“The man who goes alone can start today; but he who travels with another must wait till that other is ready.” – Henry David Thoreau
I’ve been waiting to study abroad since my first year at Keene State College. When the time finally arrived, I was a senior ready to escape Keene. Feeling done with everything– my job, academics, people, food, everything–I was eager to buy a one-way plane ticket out. Once I finally chose my program, I got a lot of criticism. “You’re doing this program alone? Aren’t you afraid?” And at the time I wasn’t; I wanted to travel alone. I wanted to see what Ecuador would be like and get my own taste for the country.
I’d often been told by others that forgetting every word of Spanish I knew was typical during the first day abroad, and boy were they right. I was standing in line waiting to check my luggage when a bald man started speaking Spanish to me and my mother.
My mother said, “Not me, she’s the one who speaks Spanish.” He looked at me and started speaking again and I instantly started crying. I stepped aside and my mother tried to calm me down, but all I could think about was how the time was finally here to live in a different country for four months and I could not be any less prepared.
I felt like my past four years studying Spanish at KSC were a waste, I could barely remember how to say hello. Thankfully, I flew during the night, so I had the chance to catch my breath, stop crying, and rest my eyes before I met my host mother.
It was 5:30 a.m. when I met my host mother. I knew instantly who she was. Forgetting all rules of personal space, I immediately went in for a hug. Thankfully, she hugged me back and the hour car ride home began.

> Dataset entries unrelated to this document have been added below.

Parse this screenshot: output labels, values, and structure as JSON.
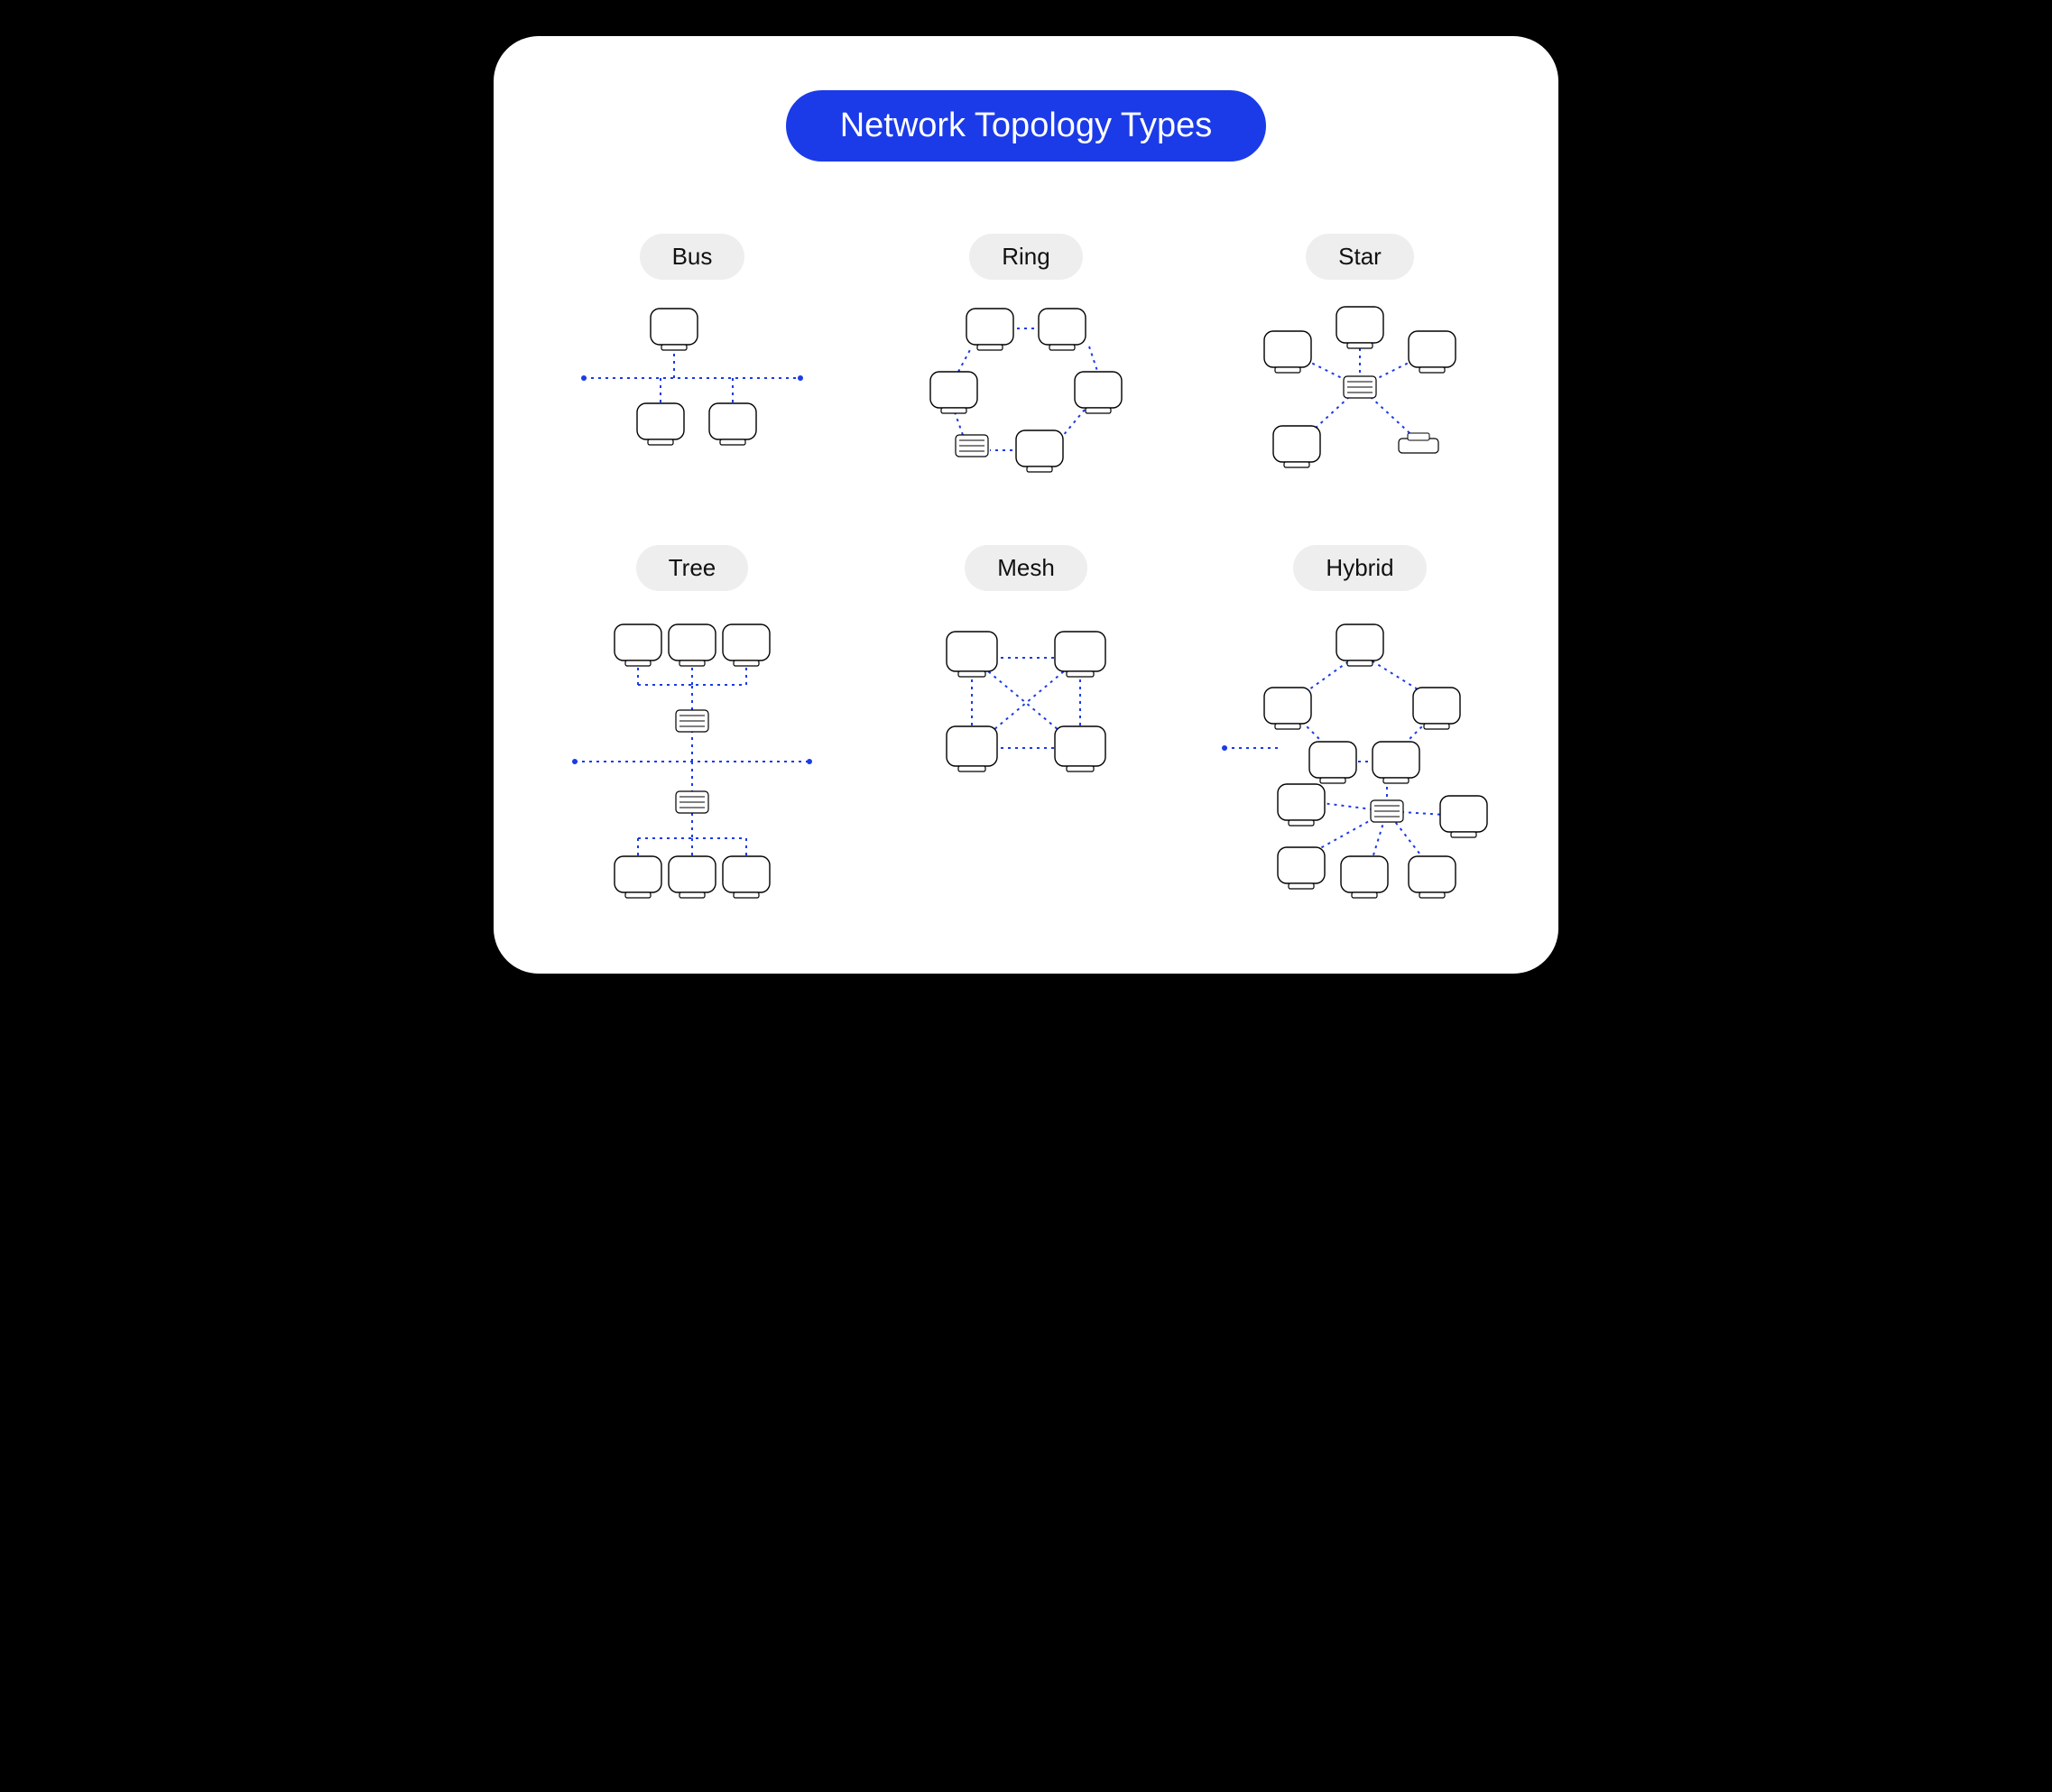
{
  "title": "Network Topology Types",
  "topologies": [
    {
      "id": "bus",
      "label": "Bus"
    },
    {
      "id": "ring",
      "label": "Ring"
    },
    {
      "id": "star",
      "label": "Star"
    },
    {
      "id": "tree",
      "label": "Tree"
    },
    {
      "id": "mesh",
      "label": "Mesh"
    },
    {
      "id": "hybrid",
      "label": "Hybrid"
    }
  ],
  "colors": {
    "accent": "#1b3be8",
    "pill_bg": "#eeeeee",
    "stroke": "#000000",
    "link": "#1b3be8"
  }
}
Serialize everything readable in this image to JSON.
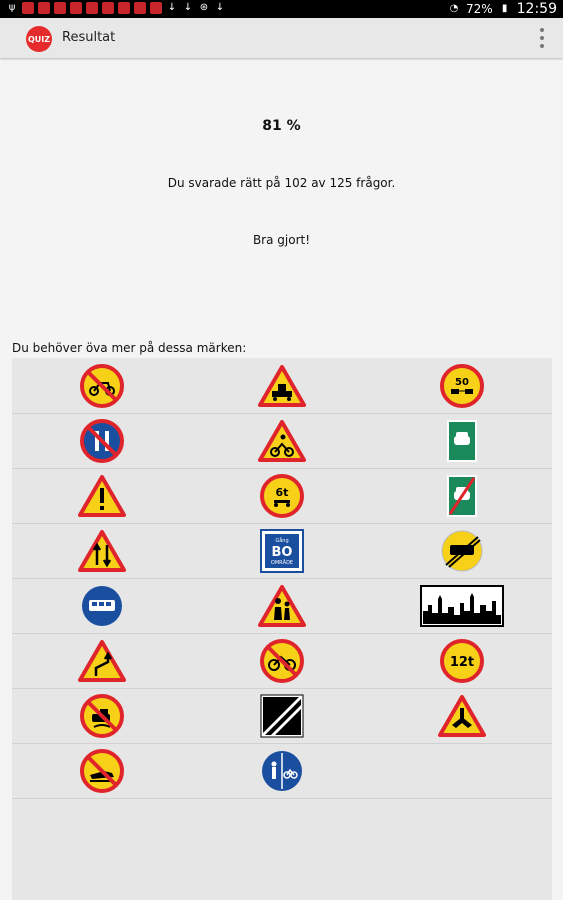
{
  "status_bar": {
    "battery": "72%",
    "time": "12:59"
  },
  "app_bar": {
    "logo_text": "QUIZ",
    "title": "Resultat"
  },
  "result": {
    "percent": "81 %",
    "summary": "Du svarade rätt på 102 av 125 frågor.",
    "praise": "Bra gjort!"
  },
  "practice": {
    "heading": "Du behöver öva mer på dessa märken:",
    "signs": [
      [
        "no-mopeds-sign",
        "level-crossing-warning-sign",
        "minimum-distance-sign"
      ],
      [
        "no-parking-odd-even-sign",
        "cyclists-warning-sign",
        "motorway-sign"
      ],
      [
        "other-danger-warning-sign",
        "max-axle-load-sign",
        "end-of-motorway-sign"
      ],
      [
        "two-way-traffic-warning-sign",
        "residential-area-sign",
        "end-of-restriction-sign"
      ],
      [
        "bus-lane-sign",
        "children-warning-sign",
        "built-up-area-sign"
      ],
      [
        "double-bend-warning-sign",
        "no-cycling-sign",
        "max-weight-sign"
      ],
      [
        "no-dangerous-goods-sign",
        "end-of-all-restrictions-sign",
        "junction-warning-sign"
      ],
      [
        "no-snowmobiles-sign",
        "pedestrian-cycle-path-sign",
        ""
      ]
    ],
    "sign_text": {
      "minimum_distance": "50",
      "axle_load": "6t",
      "max_weight": "12t",
      "residential_top": "Gång",
      "residential_mid": "BO",
      "residential_bottom": "OMRÅDE"
    }
  }
}
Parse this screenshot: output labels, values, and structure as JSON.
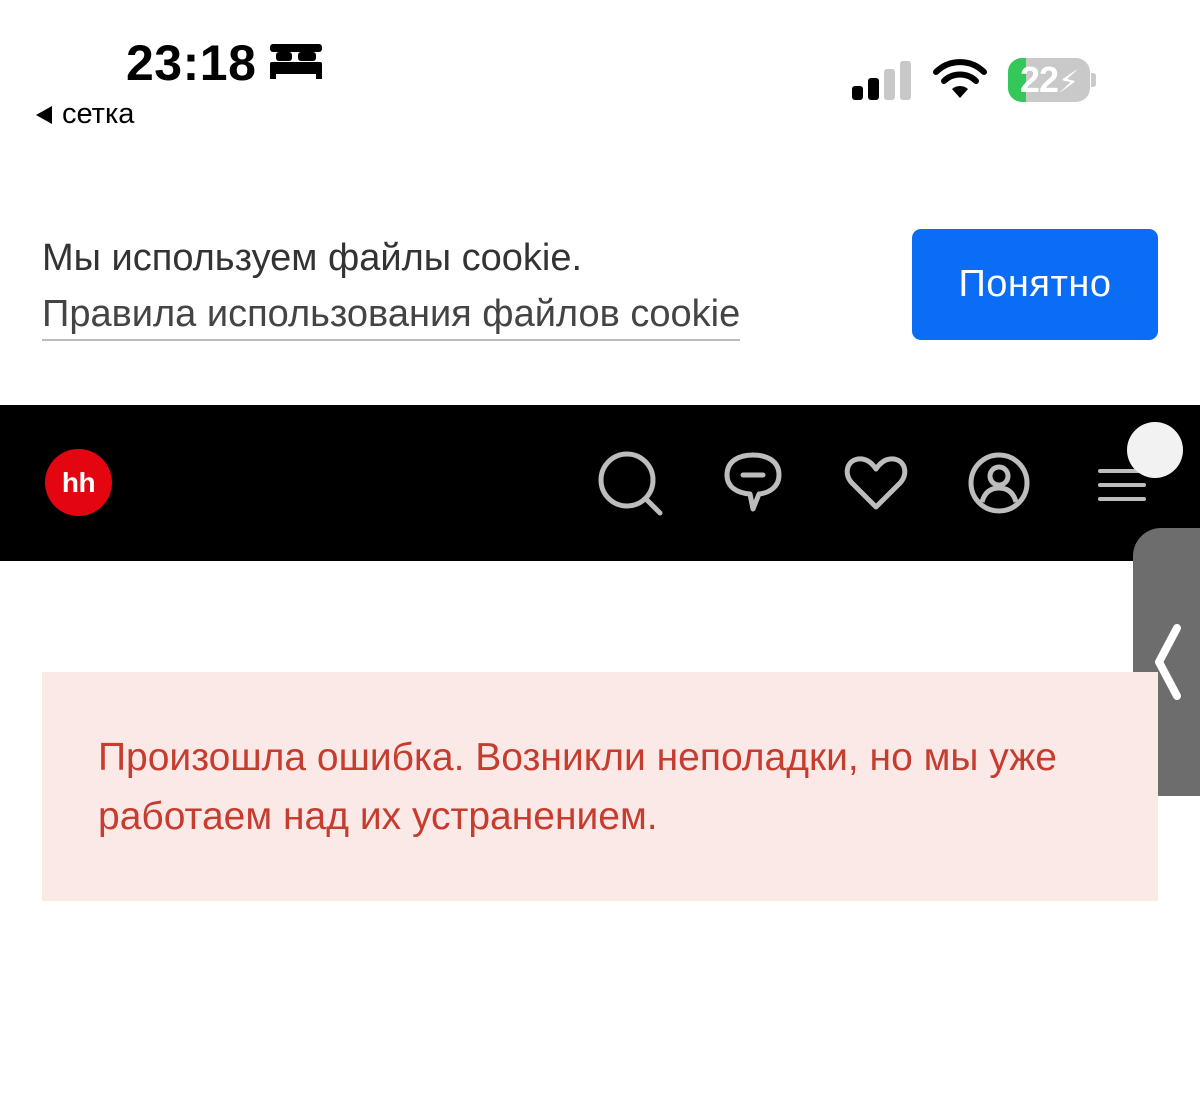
{
  "status_bar": {
    "time": "23:18",
    "back_app": "сетка",
    "battery_level": "22",
    "battery_percent": 22
  },
  "cookie_banner": {
    "message": "Мы используем файлы cookie.",
    "link_text": "Правила использования файлов cookie",
    "accept_label": "Понятно"
  },
  "header": {
    "logo_text": "hh",
    "icons": [
      "search-icon",
      "chat-icon",
      "heart-icon",
      "profile-icon",
      "menu-icon"
    ]
  },
  "error": {
    "message": "Произошла ошибка. Возникли неполадки, но мы уже работаем над их устранением."
  },
  "colors": {
    "accent_button": "#0b6cf5",
    "brand_red": "#e30611",
    "error_text": "#c63d2f",
    "error_bg": "#fbe9e7",
    "header_bg": "#000000"
  }
}
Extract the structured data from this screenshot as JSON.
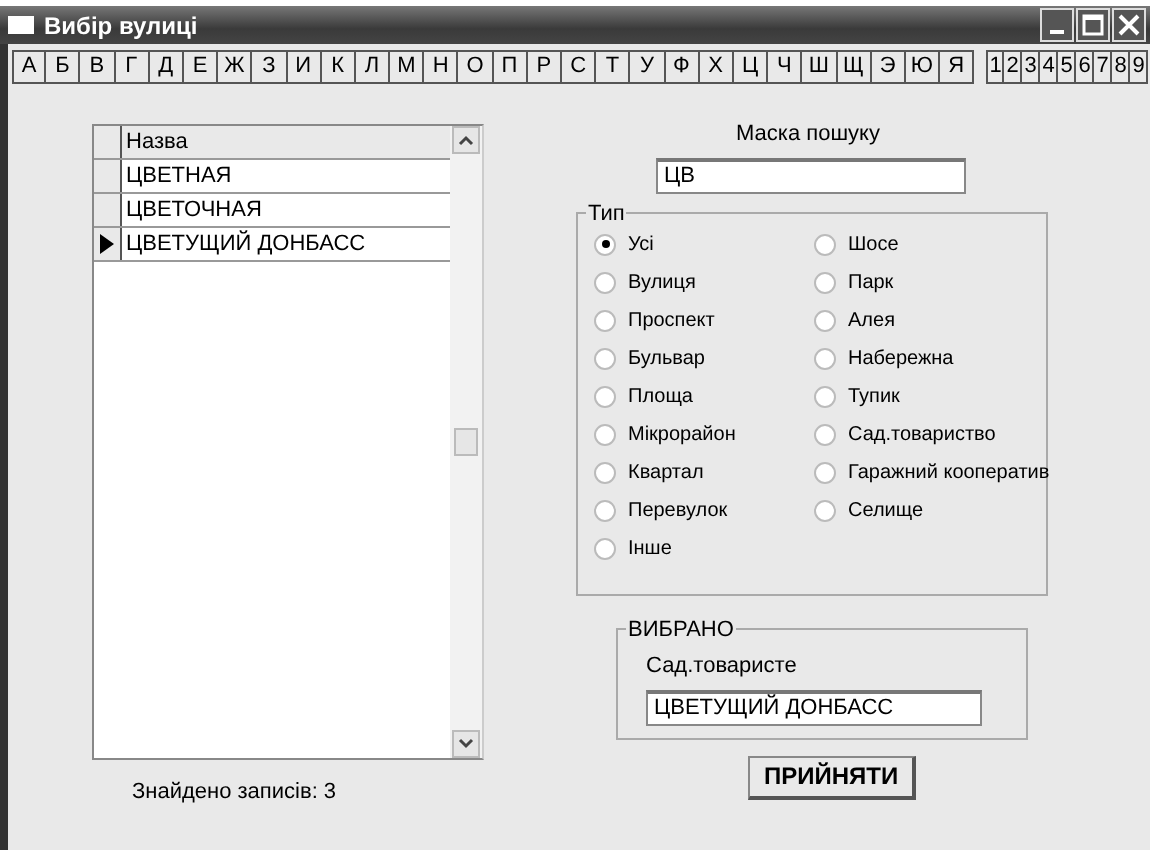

I don’t know when my brain switched from English to Spanish, but I thank the Spanish Gods made the switch. I spoke Spanish the entire car ride home. During this time and any and all future encounters with native speakers I finally understood what my professor was talking about in class.
He always told we won’t know the correct word to use to describe what we are trying to say when we studeid abroad.
wwIt is at this time when we will have to rely on our basic knowledge of Spanish to try and describe the word we are really looking for. I feel like I’ve never said so much while at the same time saying so little. It’s fun though. My maid, Adrianna, always laughs at my poor use of Spanish. But at the same time, she respects me for trying.
For example, I had a hotdog for breakfast today (it’s a thing in Ecuador) and I said “Me gustan perros calientes” which is the literal translation for “I like hot dogs.” She laughed, turned to me and said “Es una salchicha señorita.”
And luckily for me, everyone in Ecuador is just as nice as Adrianna. They let you work through what you are thinking or allow you to describe a word through body motions. They don’t interrupt you and they don’t laugh at you. They truly respect you for trying to learn their language. And they understand how hard of a language it is to learn.
And due to Ecuadoreans friendliness, I feel more comfortable talking. I don’t speak English to street vendors, my teachers or security guards. I always practice my Spanish: even if it is as small as “Buenas dias” or as big as arguing about the American dream and why our government needs to start supporting it’s people instead of keeping them from climbing the socioeconomic ladder (boy was I amazed when I said all of that in Spanish).
And I think that’s the best gift of all. Sure, traveling is great. Being able to see a different country with people from all different parts of the world is a wonderful gift, but being able to share a language with a different group of people is an even better gift. By learning Spanish, I now have the ability to communicate with more people. I have the chance to make more connections and learn their stories. I have the opportunity to travel more. And not just to a travel resort in Costa Rica but to an indigenous town in the rain forest of Ecuador.
I can learn more about their culture and start to truly appreciate the way they look at life. And I’ve opened so many new doors for job opportunities as well. I’ve already been told my application was put on top due to my conversational knowledge of Spanish.
But I think the most important thing I’m learning while in Ecuador is how to quickly adapt in a foreign country and take advantage of every moment I can.
I’ve had to learn how to take public transportation to school every day. I have to accept the fact that I will be catcalled every day, multiple times a day. I’ve had to try new foods, most of which I don’t know what they are. I’ve had to adapt to altitude sickness. I’ve learned that no price is a set price. With a little bit of bargaining, every handcrafted gift becomes five dollars cheaper.
My advice to anyone thinking about studying abroad: do it. Go travel. Go find adventure. Go find new things, talk to the locals, taste all of the foods that aren’t available in the United States, go on a hike, find a local bar and grab a drink. Life is too short to wait for someone to travel with you and stay inside your comfort zone. You may never have the same opportunity again, so, as the Ecuadoreans would say, “Ama la Vida.”
Jessica L’Hommedieu can be contacted at firstname.lastname@example.org